This past April, part of the legendary antique doll house collection of Flora Gill Jacobs went up for auction — an exciting event for people everywhere who have been fans of the iconic collector.
For over 60 years, Flora Gill Jacobs was well-known for her commitment to doll houses. She wrote about, talked about, and collected these antique homes for decades, publishing several books and bequeathing her knowledge onto thousands of collectors who would later follow in her footsteps. Jacobs opened the Washington Dolls’ House & Toy Museum in Washington, DC, and for 30 years the museum both educated the public about architecture and interior decorations through the ages, and served as a model for other dollhouse museum displays around the country.
Jacobs then closed the museum and, in 2004, had her first auction of almost 600 iconic pieces. The auction net about $1.4 million, including several record prices for certain collection pieces. Jacobs’ “Mexican Mansion,” a large and intricate dollhouse, sold for $231,000– the largest sum at that point ever paid for an antique dollhouse in the U.S.

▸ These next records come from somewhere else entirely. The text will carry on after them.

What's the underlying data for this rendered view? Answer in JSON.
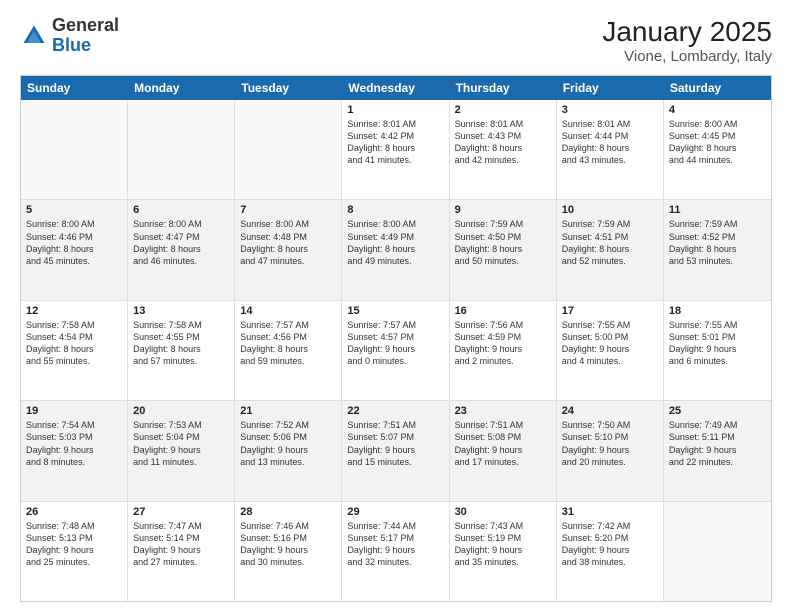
{
  "logo": {
    "general": "General",
    "blue": "Blue"
  },
  "title": "January 2025",
  "subtitle": "Vione, Lombardy, Italy",
  "days": [
    "Sunday",
    "Monday",
    "Tuesday",
    "Wednesday",
    "Thursday",
    "Friday",
    "Saturday"
  ],
  "weeks": [
    [
      {
        "day": "",
        "info": ""
      },
      {
        "day": "",
        "info": ""
      },
      {
        "day": "",
        "info": ""
      },
      {
        "day": "1",
        "info": "Sunrise: 8:01 AM\nSunset: 4:42 PM\nDaylight: 8 hours\nand 41 minutes."
      },
      {
        "day": "2",
        "info": "Sunrise: 8:01 AM\nSunset: 4:43 PM\nDaylight: 8 hours\nand 42 minutes."
      },
      {
        "day": "3",
        "info": "Sunrise: 8:01 AM\nSunset: 4:44 PM\nDaylight: 8 hours\nand 43 minutes."
      },
      {
        "day": "4",
        "info": "Sunrise: 8:00 AM\nSunset: 4:45 PM\nDaylight: 8 hours\nand 44 minutes."
      }
    ],
    [
      {
        "day": "5",
        "info": "Sunrise: 8:00 AM\nSunset: 4:46 PM\nDaylight: 8 hours\nand 45 minutes."
      },
      {
        "day": "6",
        "info": "Sunrise: 8:00 AM\nSunset: 4:47 PM\nDaylight: 8 hours\nand 46 minutes."
      },
      {
        "day": "7",
        "info": "Sunrise: 8:00 AM\nSunset: 4:48 PM\nDaylight: 8 hours\nand 47 minutes."
      },
      {
        "day": "8",
        "info": "Sunrise: 8:00 AM\nSunset: 4:49 PM\nDaylight: 8 hours\nand 49 minutes."
      },
      {
        "day": "9",
        "info": "Sunrise: 7:59 AM\nSunset: 4:50 PM\nDaylight: 8 hours\nand 50 minutes."
      },
      {
        "day": "10",
        "info": "Sunrise: 7:59 AM\nSunset: 4:51 PM\nDaylight: 8 hours\nand 52 minutes."
      },
      {
        "day": "11",
        "info": "Sunrise: 7:59 AM\nSunset: 4:52 PM\nDaylight: 8 hours\nand 53 minutes."
      }
    ],
    [
      {
        "day": "12",
        "info": "Sunrise: 7:58 AM\nSunset: 4:54 PM\nDaylight: 8 hours\nand 55 minutes."
      },
      {
        "day": "13",
        "info": "Sunrise: 7:58 AM\nSunset: 4:55 PM\nDaylight: 8 hours\nand 57 minutes."
      },
      {
        "day": "14",
        "info": "Sunrise: 7:57 AM\nSunset: 4:56 PM\nDaylight: 8 hours\nand 59 minutes."
      },
      {
        "day": "15",
        "info": "Sunrise: 7:57 AM\nSunset: 4:57 PM\nDaylight: 9 hours\nand 0 minutes."
      },
      {
        "day": "16",
        "info": "Sunrise: 7:56 AM\nSunset: 4:59 PM\nDaylight: 9 hours\nand 2 minutes."
      },
      {
        "day": "17",
        "info": "Sunrise: 7:55 AM\nSunset: 5:00 PM\nDaylight: 9 hours\nand 4 minutes."
      },
      {
        "day": "18",
        "info": "Sunrise: 7:55 AM\nSunset: 5:01 PM\nDaylight: 9 hours\nand 6 minutes."
      }
    ],
    [
      {
        "day": "19",
        "info": "Sunrise: 7:54 AM\nSunset: 5:03 PM\nDaylight: 9 hours\nand 8 minutes."
      },
      {
        "day": "20",
        "info": "Sunrise: 7:53 AM\nSunset: 5:04 PM\nDaylight: 9 hours\nand 11 minutes."
      },
      {
        "day": "21",
        "info": "Sunrise: 7:52 AM\nSunset: 5:06 PM\nDaylight: 9 hours\nand 13 minutes."
      },
      {
        "day": "22",
        "info": "Sunrise: 7:51 AM\nSunset: 5:07 PM\nDaylight: 9 hours\nand 15 minutes."
      },
      {
        "day": "23",
        "info": "Sunrise: 7:51 AM\nSunset: 5:08 PM\nDaylight: 9 hours\nand 17 minutes."
      },
      {
        "day": "24",
        "info": "Sunrise: 7:50 AM\nSunset: 5:10 PM\nDaylight: 9 hours\nand 20 minutes."
      },
      {
        "day": "25",
        "info": "Sunrise: 7:49 AM\nSunset: 5:11 PM\nDaylight: 9 hours\nand 22 minutes."
      }
    ],
    [
      {
        "day": "26",
        "info": "Sunrise: 7:48 AM\nSunset: 5:13 PM\nDaylight: 9 hours\nand 25 minutes."
      },
      {
        "day": "27",
        "info": "Sunrise: 7:47 AM\nSunset: 5:14 PM\nDaylight: 9 hours\nand 27 minutes."
      },
      {
        "day": "28",
        "info": "Sunrise: 7:46 AM\nSunset: 5:16 PM\nDaylight: 9 hours\nand 30 minutes."
      },
      {
        "day": "29",
        "info": "Sunrise: 7:44 AM\nSunset: 5:17 PM\nDaylight: 9 hours\nand 32 minutes."
      },
      {
        "day": "30",
        "info": "Sunrise: 7:43 AM\nSunset: 5:19 PM\nDaylight: 9 hours\nand 35 minutes."
      },
      {
        "day": "31",
        "info": "Sunrise: 7:42 AM\nSunset: 5:20 PM\nDaylight: 9 hours\nand 38 minutes."
      },
      {
        "day": "",
        "info": ""
      }
    ]
  ]
}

Some pieces, though, Jacobs held on to, and when she died in 2006, the pieces were passed on to her daughter, Amanda. Amanda enjoyed the collection for several years, and this year, she contacted auctioneer Noel Barrett, and asked him to put together an auction for her mother’s pieces.
As Main Antique Digest points out, this sale “was to a different audience, at a different time.” Many bidders were excited to see prices that were exceedingly affordable — the effects of the Great Recession had hit the doll market, too. Although the assembled group of international buyers was smaller than at the previous auction, many buyers were choosing to phone in with their bids.
When all was said and done, the sale grossed over $540,000. While the 2014 sale tallies don’t add up to that of the 2004 sale, the contents of each sale were vastly different, and largely account for the discrepancy in total sales. “I think it was a pretty great sale and a successful sale, ten years after the first sale of legendary objects. The collectibles market had changed dramatically in the last decade,” explained Allerton Cushman, a New York City dealer who participated in the auction.